I think that, if I am honest with myself, I like having a home full of souvenirs because I feel that they somehow signal to everyone that I am an interesting person. I imagine (or at least my secret inner self likes to imagine) it is one of the first things people notice about me when they walk into my home: oh, look at all these souvenirs from far-flung places, somebody here must be well-traveled, how fascinating of her.

It reminds me of an indie film from 2009. Does anyone else remember that scene in “500 Days of Summer” when Tom goes to Summer’s apartment for the first time and sees all these quirky little nicknacks that signal to us how quirky and well-traveled and interesting Summer is? Except that her apartment and its nicknacks mostly annoyed me because, I thought, they screamed “look at me! I am trying oh so very hard to be interesting! Can you tell that I am interesting?! You must see how I am interesting! Look at all these little things that make me so complicated and quirky and interesting! If I weren’t so interesting, I wouldn’t have all these origami birds now would I??!!” I wonder if that is how all my travel nicknacks actually speak to people who visit my apartment ….

Many of us (myself included) use travel photos in the same way as I use souvenirs. Travel photos started out as a memento to help us remember, relive and share our experiences. While we do still use them for that, their other purpose nowadays is to signal via Facebook and Instagram posts that we are well-traveled and interesting. But while photos do that job only as long as they continue to appear on our friends’ feeds, my souvenirs keep on working every time anyone comes to my home. They serve as a more permanent Instagram feed advertising my well-traveled interesting-ness.

Just like my Instagram photos, my house full of nicknacks probably does not make me a more interesting person. I suppose they accurately signal that I am well-traveled, but being well-traveled does not necessarily make me interesting. Really, traveling should not be about making myself interesting; it should not be about affecting the way other people perceive me at all. It should just be an experience that I have for myself, at the time, with the other people who are there. I can remember the things that I saw, learned and experienced and share them with other people after the fact. The things I saw, learned or experienced may or may not have made me a better or more interesting person, but I do not need to prove that to anyone else through photos, nicknacks or otherwise.

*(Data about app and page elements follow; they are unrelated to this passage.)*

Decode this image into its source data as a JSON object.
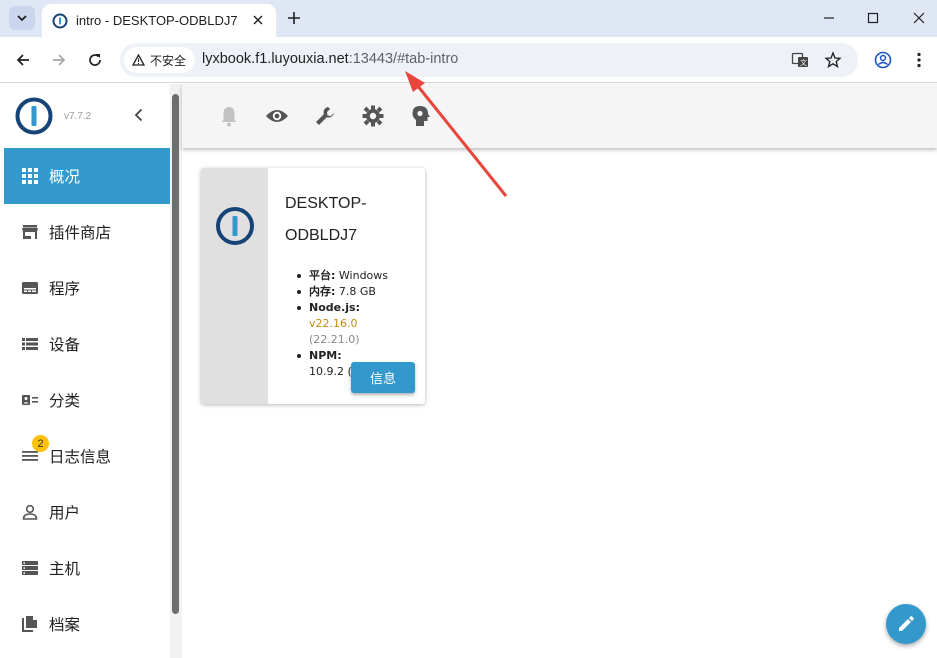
{
  "browser": {
    "tab_title": "intro - DESKTOP-ODBLDJ7",
    "security_label": "不安全",
    "url_host": "lyxbook.f1.luyouxia.net",
    "url_rest": ":13443/#tab-intro"
  },
  "app": {
    "version": "v7.7.2",
    "sidebar": {
      "items": [
        {
          "label": "概况",
          "icon": "grid-icon",
          "active": true
        },
        {
          "label": "插件商店",
          "icon": "store-icon"
        },
        {
          "label": "程序",
          "icon": "instances-icon"
        },
        {
          "label": "设备",
          "icon": "list-icon"
        },
        {
          "label": "分类",
          "icon": "enum-icon"
        },
        {
          "label": "日志信息",
          "icon": "log-icon",
          "badge": "2"
        },
        {
          "label": "用户",
          "icon": "user-icon"
        },
        {
          "label": "主机",
          "icon": "hosts-icon"
        },
        {
          "label": "档案",
          "icon": "files-icon"
        }
      ]
    },
    "toolbar_icons": [
      "bell-icon",
      "eye-icon",
      "wrench-icon",
      "gear-icon",
      "expert-head-icon"
    ],
    "card": {
      "title": "DESKTOP-ODBLDJ7",
      "platform_label": "平台:",
      "platform_value": "Windows",
      "memory_label": "内存:",
      "memory_value": "7.8 GB",
      "node_label": "Node.js:",
      "node_value": "v22.16.0",
      "node_latest": "(22.21.0)",
      "npm_label": "NPM:",
      "npm_value": "10.9.2 (10.9.4)",
      "info_button": "信息"
    },
    "colors": {
      "accent": "#3399cc",
      "badge": "#ffc107",
      "arrow": "#e8453c"
    }
  }
}
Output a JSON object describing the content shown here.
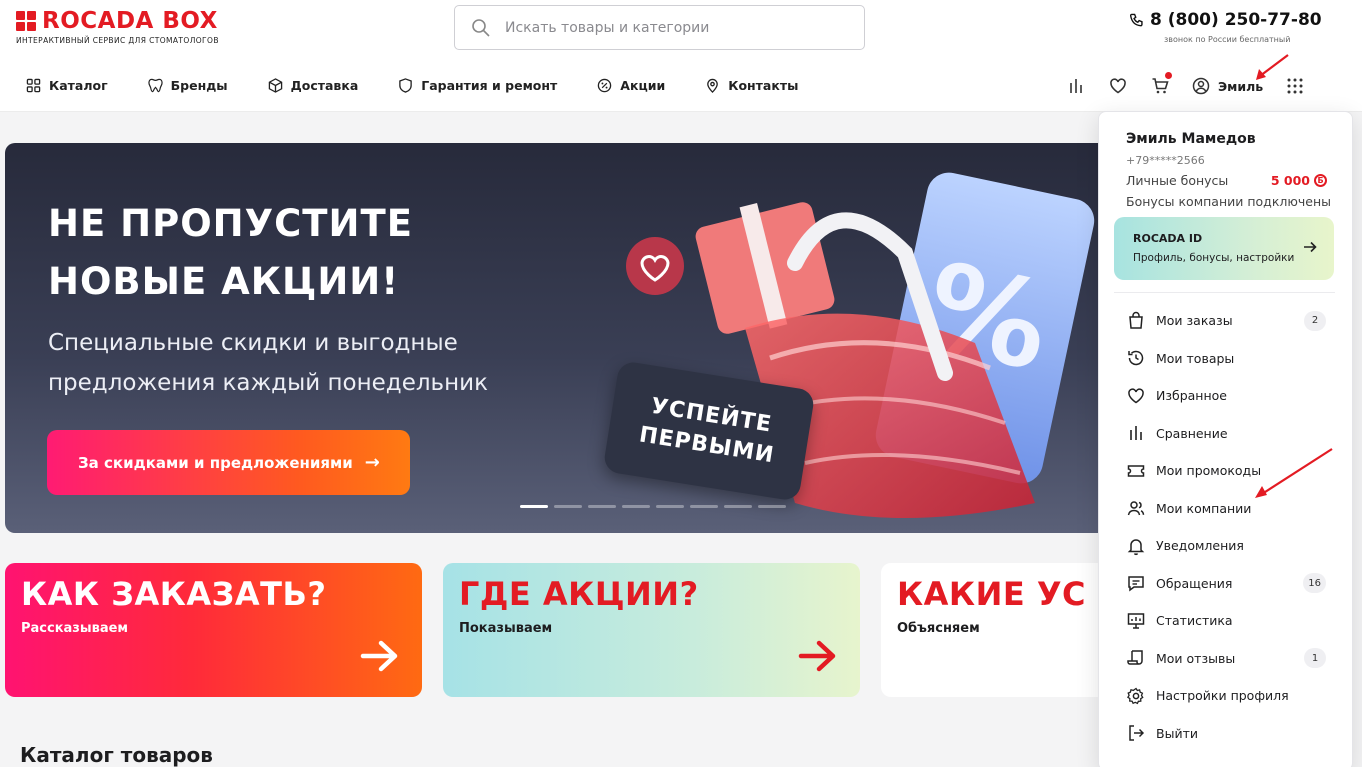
{
  "header": {
    "logo_name": "ROCADA BOX",
    "logo_tagline": "ИНТЕРАКТИВНЫЙ СЕРВИС ДЛЯ СТОМАТОЛОГОВ",
    "search_placeholder": "Искать товары и категории",
    "phone": "8 (800) 250-77-80",
    "phone_note": "звонок по России бесплатный",
    "user_name": "Эмиль"
  },
  "nav": [
    {
      "label": "Каталог",
      "icon": "grid-icon"
    },
    {
      "label": "Бренды",
      "icon": "tooth-icon"
    },
    {
      "label": "Доставка",
      "icon": "box-icon"
    },
    {
      "label": "Гарантия и ремонт",
      "icon": "shield-icon"
    },
    {
      "label": "Акции",
      "icon": "percent-badge-icon"
    },
    {
      "label": "Контакты",
      "icon": "location-pin-icon"
    }
  ],
  "banner": {
    "title_line1": "НЕ ПРОПУСТИТЕ",
    "title_line2": "НОВЫЕ АКЦИИ!",
    "subtitle_line1": "Специальные скидки и выгодные",
    "subtitle_line2": "предложения каждый понедельник",
    "button_label": "За скидками и предложениями",
    "stamp_line1": "УСПЕЙТЕ",
    "stamp_line2": "ПЕРВЫМИ",
    "slides_total": 8,
    "active_slide": 1
  },
  "cards": [
    {
      "title": "КАК ЗАКАЗАТЬ?",
      "subtitle": "Рассказываем"
    },
    {
      "title": "ГДЕ АКЦИИ?",
      "subtitle": "Показываем"
    },
    {
      "title": "КАКИЕ УС",
      "subtitle": "Объясняем"
    }
  ],
  "catalog_title": "Каталог товаров",
  "user_menu": {
    "full_name": "Эмиль Мамедов",
    "phone": "+79*****2566",
    "bonus_label": "Личные бонусы",
    "bonus_value": "5 000",
    "company_bonus": "Бонусы компании подключены",
    "rocada_id_title": "ROCADA ID",
    "rocada_id_sub": "Профиль, бонусы, настройки",
    "items": [
      {
        "label": "Мои заказы",
        "icon": "shopping-bag-icon",
        "badge": "2"
      },
      {
        "label": "Мои товары",
        "icon": "history-icon",
        "badge": ""
      },
      {
        "label": "Избранное",
        "icon": "heart-icon",
        "badge": ""
      },
      {
        "label": "Сравнение",
        "icon": "compare-bars-icon",
        "badge": ""
      },
      {
        "label": "Мои промокоды",
        "icon": "ticket-icon",
        "badge": ""
      },
      {
        "label": "Мои компании",
        "icon": "users-icon",
        "badge": ""
      },
      {
        "label": "Уведомления",
        "icon": "bell-icon",
        "badge": ""
      },
      {
        "label": "Обращения",
        "icon": "message-icon",
        "badge": "16"
      },
      {
        "label": "Статистика",
        "icon": "chart-board-icon",
        "badge": ""
      },
      {
        "label": "Мои отзывы",
        "icon": "review-icon",
        "badge": "1"
      },
      {
        "label": "Настройки профиля",
        "icon": "gear-icon",
        "badge": ""
      },
      {
        "label": "Выйти",
        "icon": "logout-icon",
        "badge": ""
      }
    ]
  },
  "colors": {
    "brand_red": "#e31b23",
    "banner_bg": "#2a2e40",
    "accent_gradient_start": "#ff1b73",
    "accent_gradient_end": "#ff7a12"
  }
}
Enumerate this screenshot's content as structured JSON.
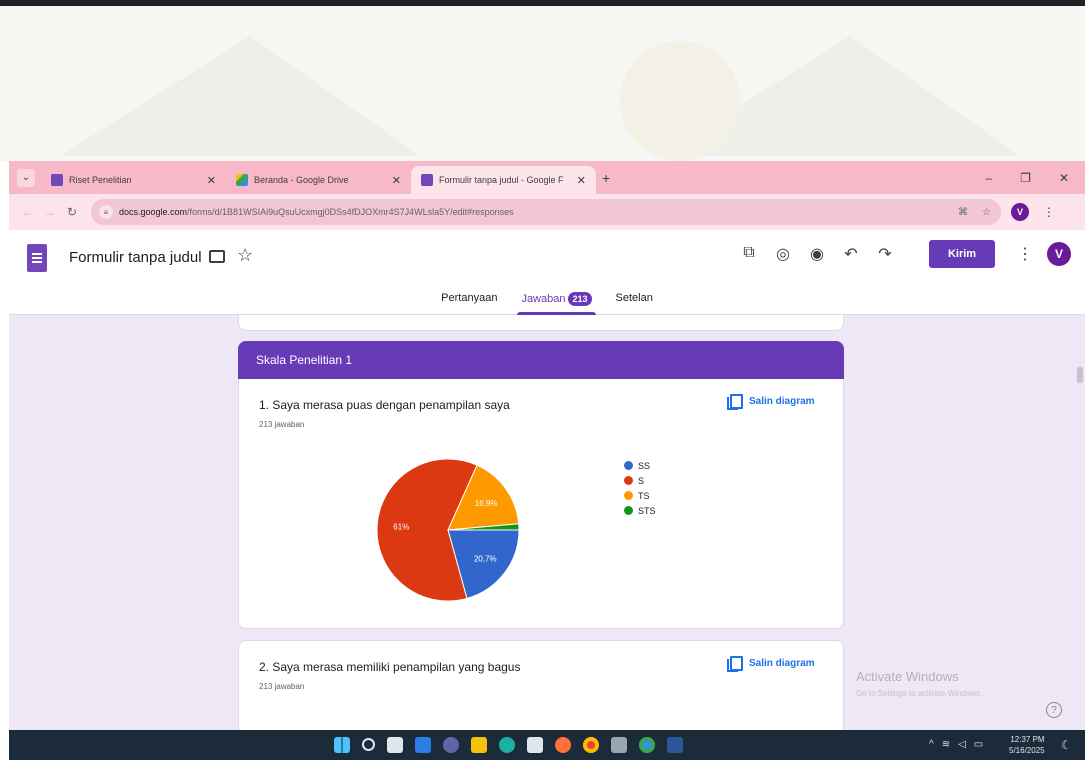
{
  "browser": {
    "tabs": [
      {
        "title": "Riset Penelitian",
        "active": false,
        "favicon": "forms-icon"
      },
      {
        "title": "Beranda - Google Drive",
        "active": false,
        "favicon": "drive-icon"
      },
      {
        "title": "Formulir tanpa judul - Google F",
        "active": true,
        "favicon": "forms-icon"
      }
    ],
    "new_tab": "+",
    "url_host": "docs.google.com",
    "url_path": "/forms/d/1B81WSIAi9uQsuUcxmgj0DSs4fDJOXmr4S7J4WLsla5Y/edit#responses",
    "profile_initial": "V"
  },
  "forms": {
    "title": "Formulir tanpa judul",
    "send_label": "Kirim",
    "avatar_initial": "V",
    "tabs": [
      {
        "label": "Pertanyaan",
        "active": false
      },
      {
        "label": "Jawaban",
        "active": true,
        "badge": "213"
      },
      {
        "label": "Setelan",
        "active": false
      }
    ],
    "brand_color": "#673ab7"
  },
  "section": {
    "title": "Skala Penelitian 1"
  },
  "questions": [
    {
      "title": "1. Saya merasa puas dengan penampilan saya",
      "responses": "213 jawaban",
      "copy_label": "Salin diagram"
    },
    {
      "title": "2. Saya merasa memiliki penampilan yang bagus",
      "responses": "213 jawaban",
      "copy_label": "Salin diagram"
    }
  ],
  "chart_data": {
    "type": "pie",
    "categories": [
      "SS",
      "S",
      "TS",
      "STS"
    ],
    "values": [
      20.7,
      61.0,
      16.9,
      1.4
    ],
    "data_labels": [
      "20,7%",
      "61%",
      "16,9%",
      ""
    ],
    "colors": [
      "#3366cc",
      "#dc3912",
      "#ff9900",
      "#109618"
    ],
    "legend_position": "right"
  },
  "watermark": {
    "activate_title": "Activate Windows",
    "activate_sub": "Go to Settings to activate Windows."
  },
  "taskbar": {
    "time": "12:37 PM",
    "date": "5/16/2025"
  }
}
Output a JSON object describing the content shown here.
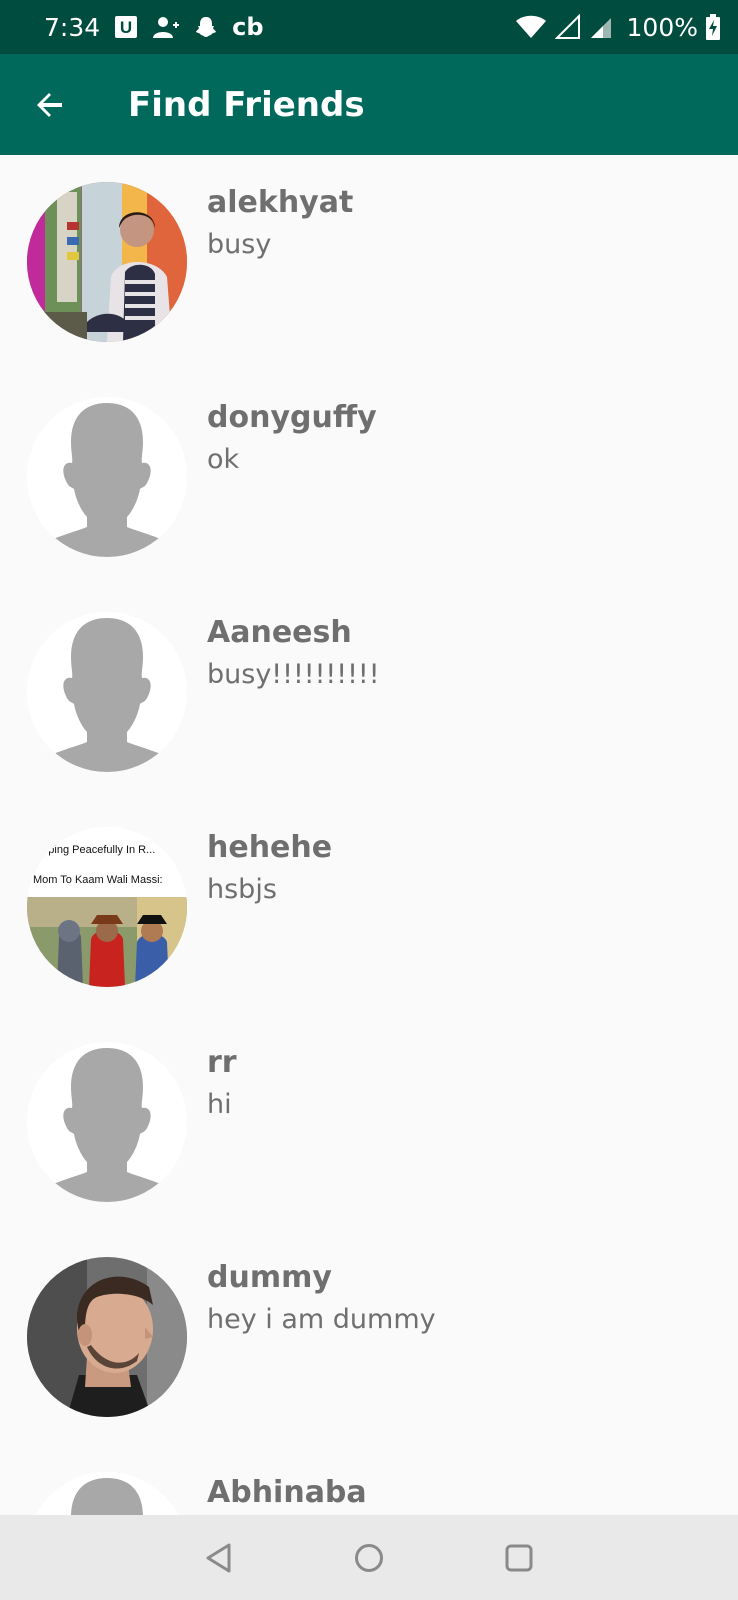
{
  "status_bar": {
    "time": "7:34",
    "notification_icons": [
      "u-app-icon",
      "person-add-icon",
      "snapchat-icon",
      "cb-icon"
    ],
    "cb_label": "cb",
    "u_label": "U",
    "battery": "100%"
  },
  "app_bar": {
    "title": "Find Friends"
  },
  "friends": [
    {
      "name": "alekhyat",
      "status": "busy",
      "avatar": "photo-woman"
    },
    {
      "name": "donyguffy",
      "status": "ok",
      "avatar": "default"
    },
    {
      "name": "Aaneesh",
      "status": "busy!!!!!!!!!!",
      "avatar": "default"
    },
    {
      "name": "hehehe",
      "status": "hsbjs",
      "avatar": "meme",
      "meme_text": [
        "...eping Peacefully In R...",
        "Mom To Kaam Wali Massi:"
      ]
    },
    {
      "name": "rr",
      "status": "hi",
      "avatar": "default"
    },
    {
      "name": "dummy",
      "status": "hey i am dummy",
      "avatar": "photo-man"
    },
    {
      "name": "Abhinaba",
      "status": "",
      "avatar": "default"
    }
  ],
  "colors": {
    "status_bar": "#004d40",
    "app_bar": "#00695c",
    "text": "#6f6f6f",
    "background": "#fafafa"
  }
}
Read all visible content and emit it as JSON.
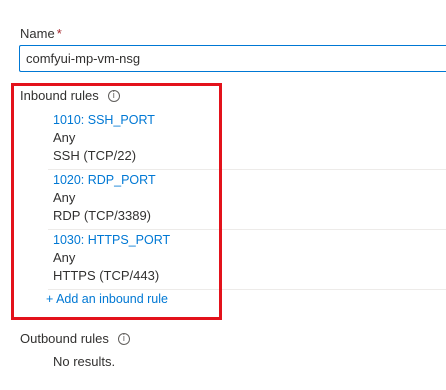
{
  "name_field": {
    "label": "Name",
    "required_marker": "*",
    "value": "comfyui-mp-vm-nsg"
  },
  "inbound": {
    "label": "Inbound rules",
    "info_icon": "info-icon",
    "rules": [
      {
        "link": "1010: SSH_PORT",
        "action": "Any",
        "service": "SSH (TCP/22)"
      },
      {
        "link": "1020: RDP_PORT",
        "action": "Any",
        "service": "RDP (TCP/3389)"
      },
      {
        "link": "1030: HTTPS_PORT",
        "action": "Any",
        "service": "HTTPS (TCP/443)"
      }
    ],
    "add_rule_label": "+ Add an inbound rule"
  },
  "outbound": {
    "label": "Outbound rules",
    "info_icon": "info-icon",
    "empty_text": "No results."
  },
  "colors": {
    "link": "#0078d4",
    "highlight": "#e3121b",
    "required": "#a4262c"
  }
}
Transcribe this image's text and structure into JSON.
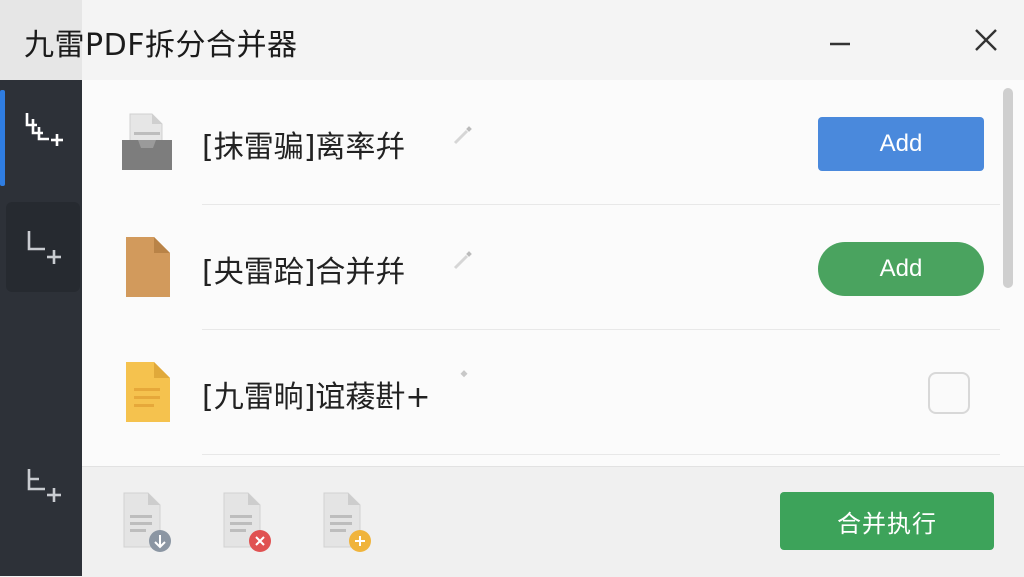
{
  "window": {
    "title": "九雷PDF拆分合并器",
    "minimize_icon": "minimize-icon",
    "close_icon": "close-icon"
  },
  "sidebar": {
    "items": [
      {
        "icon": "split-add-icon",
        "active": true
      },
      {
        "icon": "merge-add-icon",
        "active": false
      },
      {
        "icon": "split-add-icon",
        "active": false
      }
    ]
  },
  "files": [
    {
      "label": "[抹雷骗]离率幷",
      "icon": "inbox-file-icon",
      "action": "Add",
      "action_style": "blue",
      "accent": "#4a89dc"
    },
    {
      "label": "[央雷跲]合并幷",
      "icon": "brown-file-icon",
      "action": "Add",
      "action_style": "green",
      "accent": "#4aa35f"
    },
    {
      "label": "[九雷晌]谊薐卙+",
      "icon": "yellow-doc-icon",
      "action": "",
      "action_style": "checkbox"
    }
  ],
  "footer": {
    "icons": [
      "download-file-icon",
      "delete-file-icon",
      "add-file-icon"
    ],
    "run_label": "合并执行"
  },
  "colors": {
    "sidebar_bg": "#2d3138",
    "accent_blue": "#4a89dc",
    "accent_green": "#3da35a",
    "delete_red": "#e05252",
    "add_yellow": "#f0b43c"
  }
}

I have been making a conscious effort to take less photos on vacations for the past few years in order to force myself to make photos secondary to my experiences and not the other way around. Although souvenirs do not have the same power as photos to take over our experiences, I now see that a bit of souvenir-free travel might be good for me as well. And that’s why, at the airport waiting for our flight home, when my husband handed me 500 pesos that he had left in his wallet and asked if I wanted spend it on something to get rid of it, I took it straight to the currency exchange to be turned into GBP before any last-minute temptation set in.

To indulge myself, I did think about what, if I allowed myself one single souvenir, it would be. Undoubtedly, it would have been an icon of the Virgin of Guadalupe that called to me as I waited by a shop where my friend was buying rosary beads at the Basilica of Our Lady of Guadalupe in Mexico City. The Virgin of Guadalupe is a fervently venerated symbol of Mexico and her basilica is the most visited Catholic holy site in the world (the latter, according to Wikipedia). I am not Catholic and do not pray to the Virgin, but I love the thought that people looking for a force to help them with the real things of their daily life turn to a woman and a mother. I liked the idea of having in my home an icon of a face to which so many people look and rely every day. This particular icon of the Virgin appealed to me because of something about the scalloped edge. Unfortunately (or fortunately), the Virgin won’t be around my house anytime soon to tell you how interesting I am.

The Virgin of Guadalupe

If you would like to read about my full trip to Mexico, posts will soon be up here on my travel blog, Vertigo Travels.

Please follow and like us: